(DATA SUPPLIED)

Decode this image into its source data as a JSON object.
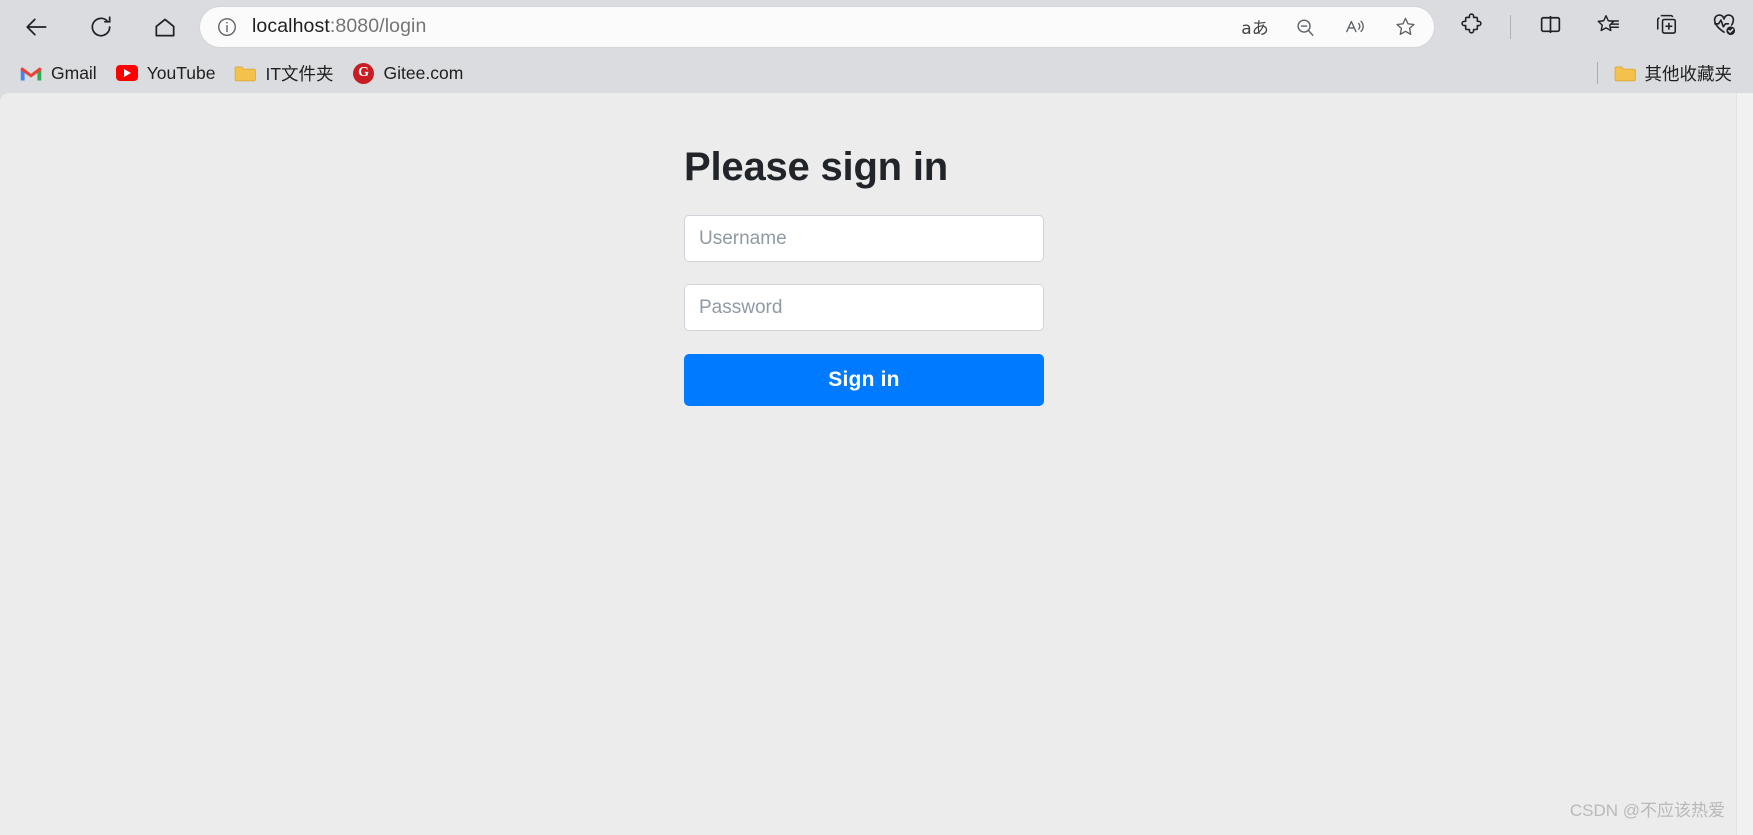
{
  "browser": {
    "nav": {
      "back_label": "Back",
      "refresh_label": "Refresh",
      "home_label": "Home"
    },
    "omnibox": {
      "host": "localhost",
      "path": ":8080/login",
      "full_url": "localhost:8080/login",
      "site_info_label": "View site information",
      "actions": [
        {
          "name": "translate",
          "label": "Translate this page",
          "glyph": "aあ"
        },
        {
          "name": "zoom-out",
          "label": "Zoom out"
        },
        {
          "name": "read-aloud",
          "label": "Read this page aloud"
        },
        {
          "name": "favorite",
          "label": "Add this page to favorites"
        }
      ]
    },
    "toolbar_right": [
      {
        "name": "extensions",
        "label": "Extensions"
      },
      {
        "name": "split-screen",
        "label": "Split screen"
      },
      {
        "name": "favorites",
        "label": "Favorites"
      },
      {
        "name": "collections",
        "label": "Collections"
      },
      {
        "name": "browser-essentials",
        "label": "Browser essentials"
      }
    ],
    "bookmarks": [
      {
        "label": "Gmail",
        "icon": "gmail-icon"
      },
      {
        "label": "YouTube",
        "icon": "youtube-icon"
      },
      {
        "label": "IT文件夹",
        "icon": "folder-icon"
      },
      {
        "label": "Gitee.com",
        "icon": "gitee-icon"
      }
    ],
    "other_favorites": {
      "label": "其他收藏夹",
      "icon": "folder-icon"
    }
  },
  "page": {
    "title": "Please sign in",
    "username": {
      "placeholder": "Username",
      "value": ""
    },
    "password": {
      "placeholder": "Password",
      "value": ""
    },
    "submit_label": "Sign in",
    "accent_color": "#007bff",
    "background_color": "#ececec",
    "watermark": "CSDN @不应该热爱"
  }
}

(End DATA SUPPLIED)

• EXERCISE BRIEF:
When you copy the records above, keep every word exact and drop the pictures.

• RESULT OF THIS EXERCISE:
Decode this image into its source data as a JSON object.
{
  "browser": {
    "nav": {
      "back_label": "Back",
      "refresh_label": "Refresh",
      "home_label": "Home"
    },
    "omnibox": {
      "host": "localhost",
      "path": ":8080/login",
      "full_url": "localhost:8080/login",
      "site_info_label": "View site information",
      "actions": [
        {
          "name": "translate",
          "label": "Translate this page",
          "glyph": "aあ"
        },
        {
          "name": "zoom-out",
          "label": "Zoom out"
        },
        {
          "name": "read-aloud",
          "label": "Read this page aloud"
        },
        {
          "name": "favorite",
          "label": "Add this page to favorites"
        }
      ]
    },
    "toolbar_right": [
      {
        "name": "extensions",
        "label": "Extensions"
      },
      {
        "name": "split-screen",
        "label": "Split screen"
      },
      {
        "name": "favorites",
        "label": "Favorites"
      },
      {
        "name": "collections",
        "label": "Collections"
      },
      {
        "name": "browser-essentials",
        "label": "Browser essentials"
      }
    ],
    "bookmarks": [
      {
        "label": "Gmail",
        "icon": "gmail-icon"
      },
      {
        "label": "YouTube",
        "icon": "youtube-icon"
      },
      {
        "label": "IT文件夹",
        "icon": "folder-icon"
      },
      {
        "label": "Gitee.com",
        "icon": "gitee-icon"
      }
    ],
    "other_favorites": {
      "label": "其他收藏夹",
      "icon": "folder-icon"
    }
  },
  "page": {
    "title": "Please sign in",
    "username": {
      "placeholder": "Username",
      "value": ""
    },
    "password": {
      "placeholder": "Password",
      "value": ""
    },
    "submit_label": "Sign in",
    "accent_color": "#007bff",
    "background_color": "#ececec",
    "watermark": "CSDN @不应该热爱"
  }
}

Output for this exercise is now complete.